Technique is Important

If you don't shoot moving things - like people - a tripod is the way to go as it will eliminate all camera movement. However, it must be understood that just like in-camera image stabilization, they will only prevent your own movement - not that of your subject. Tripods are best for static scenes. However, a tabletop or travel tripod is a valuable tool. Failing that, do not be afraid to use real-world objects around you as an ersatz tripod! Lean against a wall, rest your arms on a mailbox or sit your camera down atop your bag and use the self-timer. Nothing is off limits. Granted, you may appear a little odd to passers-by in some cases.

Failing a stable platform, you'll need to handhold the camera. Shooting in the dark at slow shutter speeds requires good technique regardless of what the camera or lens is capable of. A blurry shot is just that. You should practice holding and shooting your camera: - Grip the camera firmly, but in a relaxed way.
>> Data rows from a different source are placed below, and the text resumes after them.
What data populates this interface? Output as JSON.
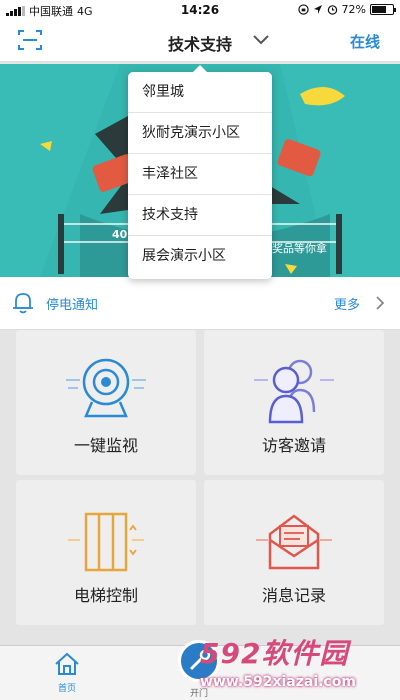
{
  "status_bar": {
    "carrier": "中国联通",
    "network": "4G",
    "time": "14:26",
    "battery": "72%",
    "battery_level": 0.72
  },
  "nav": {
    "title": "技术支持",
    "right_label": "在线"
  },
  "banner": {
    "text_left": "40",
    "text_right": "奖品等你拿"
  },
  "notice": {
    "label": "停电通知",
    "more": "更多"
  },
  "tiles": [
    {
      "label": "一键监视",
      "icon": "camera-icon"
    },
    {
      "label": "访客邀请",
      "icon": "visitors-icon"
    },
    {
      "label": "电梯控制",
      "icon": "elevator-icon"
    },
    {
      "label": "消息记录",
      "icon": "mail-icon"
    }
  ],
  "tabbar": {
    "home_label": "首页",
    "center_label": "开门"
  },
  "dropdown": {
    "items": [
      "邻里城",
      "狄耐克演示小区",
      "丰泽社区",
      "技术支持",
      "展会演示小区"
    ]
  },
  "watermark": {
    "brand": "592软件园",
    "url": "www.592xiazai.com"
  },
  "colors": {
    "accent": "#2b8ad4",
    "banner": "#36b6b0",
    "watermark": "#d64a7a"
  }
}
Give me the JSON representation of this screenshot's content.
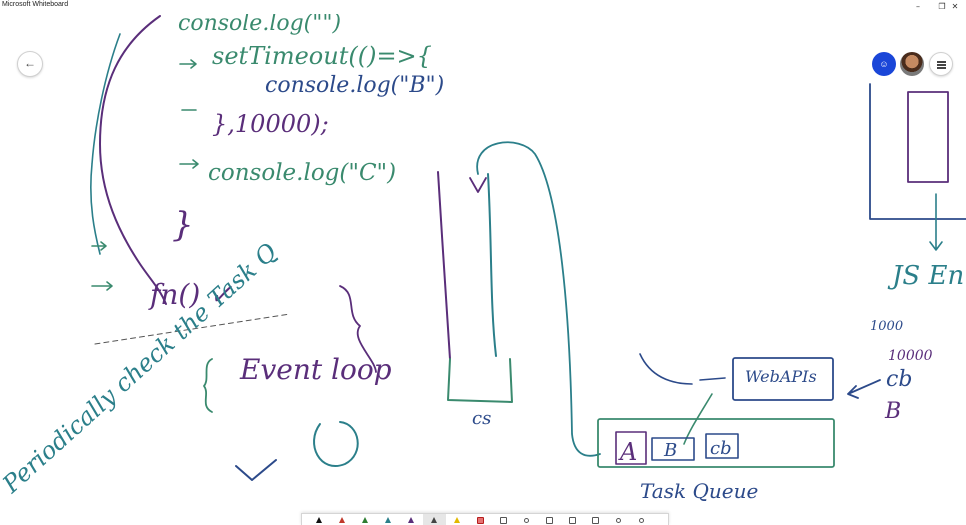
{
  "window": {
    "title": "Microsoft Whiteboard",
    "minimize_glyph": "–",
    "maximize_glyph": "❐",
    "close_glyph": "✕"
  },
  "header": {
    "back_glyph": "←",
    "user_initial_glyph": "☺"
  },
  "colors": {
    "green_ink": "#3a8a6e",
    "purple_ink": "#5a2e7a",
    "teal_ink": "#2b7f8a",
    "blue_ink": "#2c4a8a",
    "avatar_blue": "#1a46d8"
  },
  "canvas": {
    "code": {
      "line1": "console.log(\"\")",
      "line2": "setTimeout(()=>{",
      "line3": "console.log(\"B\")",
      "line4": "},10000);",
      "line5": "console.log(\"C\")",
      "close_brace": "}"
    },
    "fn_call": "fn() ✓",
    "event_loop": "Event loop",
    "periodically": "Periodically check the Task Q",
    "stack_label": "cs",
    "webapis_label": "WebAPIs",
    "cb_label": "cb",
    "b_label": "B",
    "timer_values": [
      "10000",
      "1000"
    ],
    "js_engine_label": "JS En",
    "task_queue": {
      "label": "Task Queue",
      "items": [
        "A",
        "B",
        "cb"
      ]
    }
  },
  "toolbar": {
    "tools": [
      "pen-black",
      "pen-red",
      "pen-green",
      "pen-teal",
      "pen-purple",
      "pen-dark",
      "pen-selected",
      "highlighter",
      "eraser",
      "ruler",
      "lasso",
      "image",
      "note",
      "text",
      "shape",
      "undo",
      "redo"
    ]
  }
}
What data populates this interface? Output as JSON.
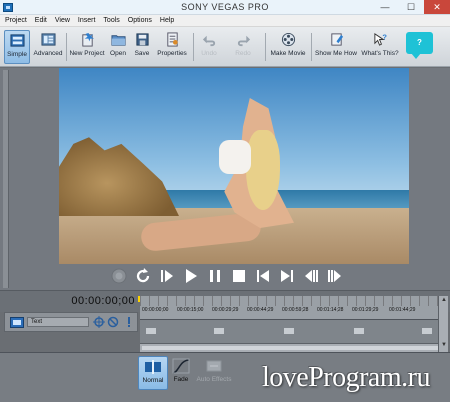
{
  "window": {
    "title": "SONY VEGAS PRO",
    "minimize": "—",
    "maximize": "☐",
    "close": "✕"
  },
  "menu": [
    "Project",
    "Edit",
    "View",
    "Insert",
    "Tools",
    "Options",
    "Help"
  ],
  "toolbar": {
    "simple": "Simple",
    "advanced": "Advanced",
    "new_project": "New Project",
    "open": "Open",
    "save": "Save",
    "properties": "Properties",
    "undo": "Undo",
    "redo": "Redo",
    "make_movie": "Make Movie",
    "show_me_how": "Show Me How",
    "whats_this": "What's This?",
    "help_bubble": "?"
  },
  "timeline": {
    "timecode": "00:00:00;00",
    "ruler_ticks": [
      "00:00:00;00",
      "00:00:15;00",
      "00:00:29;29",
      "00:00:44;29",
      "00:00:59;28",
      "00:01:14;28",
      "00:01:29;29",
      "00:01:44;29"
    ],
    "track_name": "Text"
  },
  "effects": {
    "normal": "Normal",
    "fade": "Fade",
    "auto_effects": "Auto Effects"
  },
  "watermark": "loveProgram.ru",
  "colors": {
    "accent": "#1ec2d6",
    "active": "#8fbde6",
    "close": "#c9473b"
  }
}
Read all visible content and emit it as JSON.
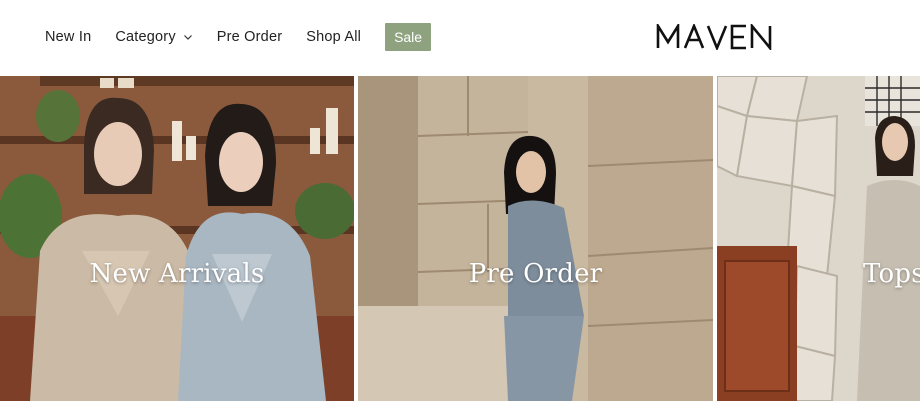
{
  "header": {
    "nav": [
      {
        "label": "New In"
      },
      {
        "label": "Category"
      },
      {
        "label": "Pre Order"
      },
      {
        "label": "Shop All"
      }
    ],
    "sale_label": "Sale",
    "logo_text": "MAVEN",
    "accent_color": "#8fa27f"
  },
  "gallery": {
    "tiles": [
      {
        "label": "New Arrivals"
      },
      {
        "label": "Pre Order"
      },
      {
        "label": "Tops"
      }
    ]
  }
}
It's not going to jump out of your hand. - Support the lens and body with your left hand, under the body and cradling the lens. - Keep your arms tucked in, close to your body - and not out to the sides. - Your legs should be spread slightly, in a relaxed fashion. Do not be so rigid here. - You want to gently squeeze the shutter release and follow through. - Some people swear by "soft releases."

When All Else Fails and Other Ideas

So you held the camera steady, and have a reasonably sharp photo. The exposure is right on. But the noise is still there. What to do? As mentioned earlier, you can darken the photo using various means to hide the noise as much as possible. One method is to decrease the overall exposure of the photo if the lit areas of your scene allow it. Another trick is to boost the contrast of the scene, which tends to crush your blacks, or shadows - where most noise lives. Noise reduction software and plugins are one option. The key is to keep it to a minimum, as invariably you will lose detail and the image begins to look a bit "plastic." One final trick is to convert your image to black and white. The biggest problem with digital noise, unlike film grain - is that it's just that - noise. Not just luminance noise, but color noise; a random sprinkling of brightly colored specks. If noise reduction techniques are leaving your image a little odd, try a black and white conversion! You'd be surprised at how film-like noise can look when treated this way.

Another technique is to imply. You don't always need a well-lit subject to tell your viewer what is going on. You can imply it. Shoot in a silhouette. Use backlighting to your advantage to define your subject and what they're doing in the scene. You don't need every detail to be visible to see someone leaning against a wall, smoking a cigarette under a streetlamp. This dark mood can say a lot more than a bright, flat image.

Also, don't be afraid to embrace the limitations. Everybody wants or expects a cracking sharp photo or it's a fail. However, you don't need a sharp photo to make your point. Some of the best photos are imperfect and it's their imperfection that adds magic. Life isn't a postcard; it's a moving, ever-changing event. Embrace your subjects motion to lend a bit of life to your image... Slightly blurred legs of people walking by, trails of light from passing cars and planes. Photos are about capturing a moment and generating an emotional response from your viewer. If you've done this, you'd be surprised at how much one can overlook if it's not the perfect image. Sometimes a completely blurry, colorful shot of blobs moving in space is an interesting image in its own right. Don't be afraid to experiment.